The problem:
Copy out the listing below exactly, please, and skip any pictures.

+++++

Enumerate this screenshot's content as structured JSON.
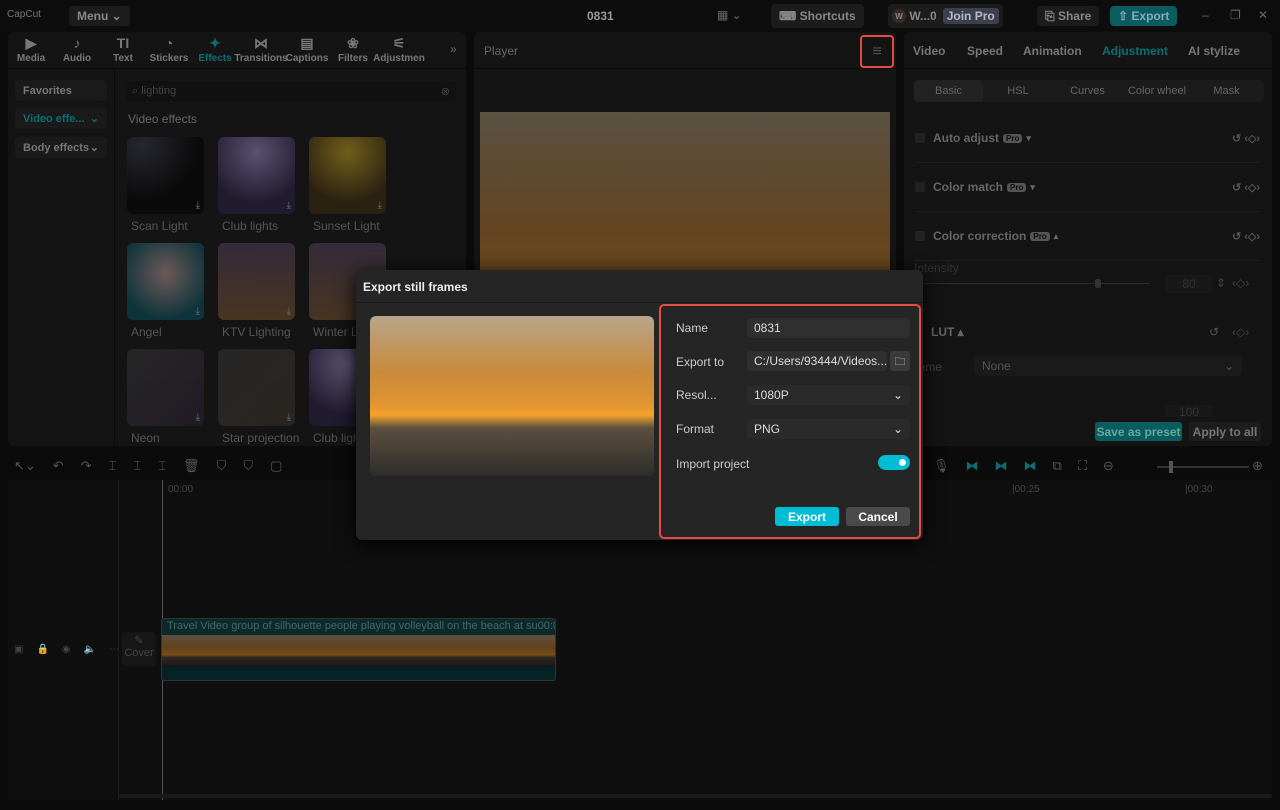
{
  "app": {
    "logo": "CapCut",
    "menu": "Menu",
    "project_title": "0831",
    "shortcuts": "Shortcuts",
    "user": "W...0",
    "user_initial": "W",
    "join_pro": "Join Pro",
    "share": "Share",
    "export": "Export"
  },
  "media_tabs": [
    {
      "label": "Media",
      "icon": "▶"
    },
    {
      "label": "Audio",
      "icon": "♪"
    },
    {
      "label": "Text",
      "icon": "TI"
    },
    {
      "label": "Stickers",
      "icon": "◔"
    },
    {
      "label": "Effects",
      "icon": "✦"
    },
    {
      "label": "Transitions",
      "icon": "⋈"
    },
    {
      "label": "Captions",
      "icon": "▤"
    },
    {
      "label": "Filters",
      "icon": "❀"
    },
    {
      "label": "Adjustmen",
      "icon": "⚟"
    }
  ],
  "effects": {
    "sidebar": [
      "Favorites",
      "Video effe...",
      "Body effects"
    ],
    "search_value": "lighting",
    "section_title": "Video effects",
    "items": [
      "Scan Light",
      "Club lights",
      "Sunset Light",
      "Angel",
      "KTV Lighting",
      "Winter L",
      "Neon",
      "Star projection",
      "Club ligh"
    ]
  },
  "player": {
    "title": "Player"
  },
  "right": {
    "tabs": [
      "Video",
      "Speed",
      "Animation",
      "Adjustment",
      "AI stylize"
    ],
    "subtabs": [
      "Basic",
      "HSL",
      "Curves",
      "Color wheel",
      "Mask"
    ],
    "rows": [
      "Auto adjust",
      "Color match",
      "Color correction"
    ],
    "pro": "Pro",
    "intensity": "Intensity",
    "intensity_value": "80",
    "lut": "LUT",
    "lut_name_label": "Name",
    "lut_name_value": "None",
    "intensity2_value": "100",
    "save_preset": "Save as preset",
    "apply_all": "Apply to all"
  },
  "timeline": {
    "t0": "00:00",
    "t25": "|00:25",
    "t30": "|00:30",
    "cover": "Cover",
    "clip_title": "Travel Video group of silhouette people playing volleyball on the beach at su",
    "clip_time": "00:0"
  },
  "dialog": {
    "title": "Export still frames",
    "name_label": "Name",
    "name_value": "0831",
    "export_to_label": "Export to",
    "export_to_value": "C:/Users/93444/Videos...",
    "resolution_label": "Resol...",
    "resolution_value": "1080P",
    "format_label": "Format",
    "format_value": "PNG",
    "import_label": "Import project",
    "import_on": true,
    "export_btn": "Export",
    "cancel_btn": "Cancel"
  },
  "colors": {
    "accent": "#00bcd4",
    "highlight": "#e84a45"
  }
}
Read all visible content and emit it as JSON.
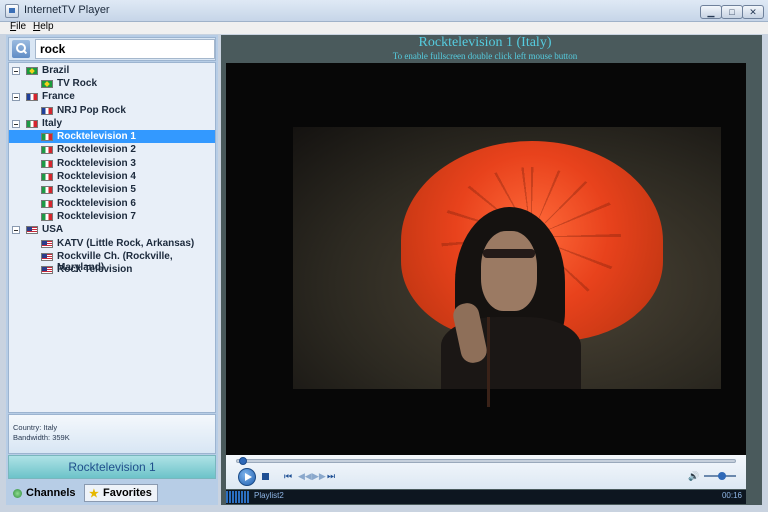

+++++

Answer section:
Enumerate this screenshot's content as structured JSON.
{
  "app": {
    "logo": "CapCut",
    "menu": "Menu",
    "project_title": "0831",
    "shortcuts": "Shortcuts",
    "user": "W...0",
    "user_initial": "W",
    "join_pro": "Join Pro",
    "share": "Share",
    "export": "Export"
  },
  "media_tabs": [
    {
      "label": "Media",
      "icon": "▶"
    },
    {
      "label": "Audio",
      "icon": "♪"
    },
    {
      "label": "Text",
      "icon": "TI"
    },
    {
      "label": "Stickers",
      "icon": "◔"
    },
    {
      "label": "Effects",
      "icon": "✦"
    },
    {
      "label": "Transitions",
      "icon": "⋈"
    },
    {
      "label": "Captions",
      "icon": "▤"
    },
    {
      "label": "Filters",
      "icon": "❀"
    },
    {
      "label": "Adjustmen",
      "icon": "⚟"
    }
  ],
  "effects": {
    "sidebar": [
      "Favorites",
      "Video effe...",
      "Body effects"
    ],
    "search_value": "lighting",
    "section_title": "Video effects",
    "items": [
      "Scan Light",
      "Club lights",
      "Sunset Light",
      "Angel",
      "KTV Lighting",
      "Winter L",
      "Neon",
      "Star projection",
      "Club ligh"
    ]
  },
  "player": {
    "title": "Player"
  },
  "right": {
    "tabs": [
      "Video",
      "Speed",
      "Animation",
      "Adjustment",
      "AI stylize"
    ],
    "subtabs": [
      "Basic",
      "HSL",
      "Curves",
      "Color wheel",
      "Mask"
    ],
    "rows": [
      "Auto adjust",
      "Color match",
      "Color correction"
    ],
    "pro": "Pro",
    "intensity": "Intensity",
    "intensity_value": "80",
    "lut": "LUT",
    "lut_name_label": "Name",
    "lut_name_value": "None",
    "intensity2_value": "100",
    "save_preset": "Save as preset",
    "apply_all": "Apply to all"
  },
  "timeline": {
    "t0": "00:00",
    "t25": "|00:25",
    "t30": "|00:30",
    "cover": "Cover",
    "clip_title": "Travel Video group of silhouette people playing volleyball on the beach at su",
    "clip_time": "00:0"
  },
  "dialog": {
    "title": "Export still frames",
    "name_label": "Name",
    "name_value": "0831",
    "export_to_label": "Export to",
    "export_to_value": "C:/Users/93444/Videos...",
    "resolution_label": "Resol...",
    "resolution_value": "1080P",
    "format_label": "Format",
    "format_value": "PNG",
    "import_label": "Import project",
    "import_on": true,
    "export_btn": "Export",
    "cancel_btn": "Cancel"
  },
  "colors": {
    "accent": "#00bcd4",
    "highlight": "#e84a45"
  }
}
Read all visible content and emit it as JSON.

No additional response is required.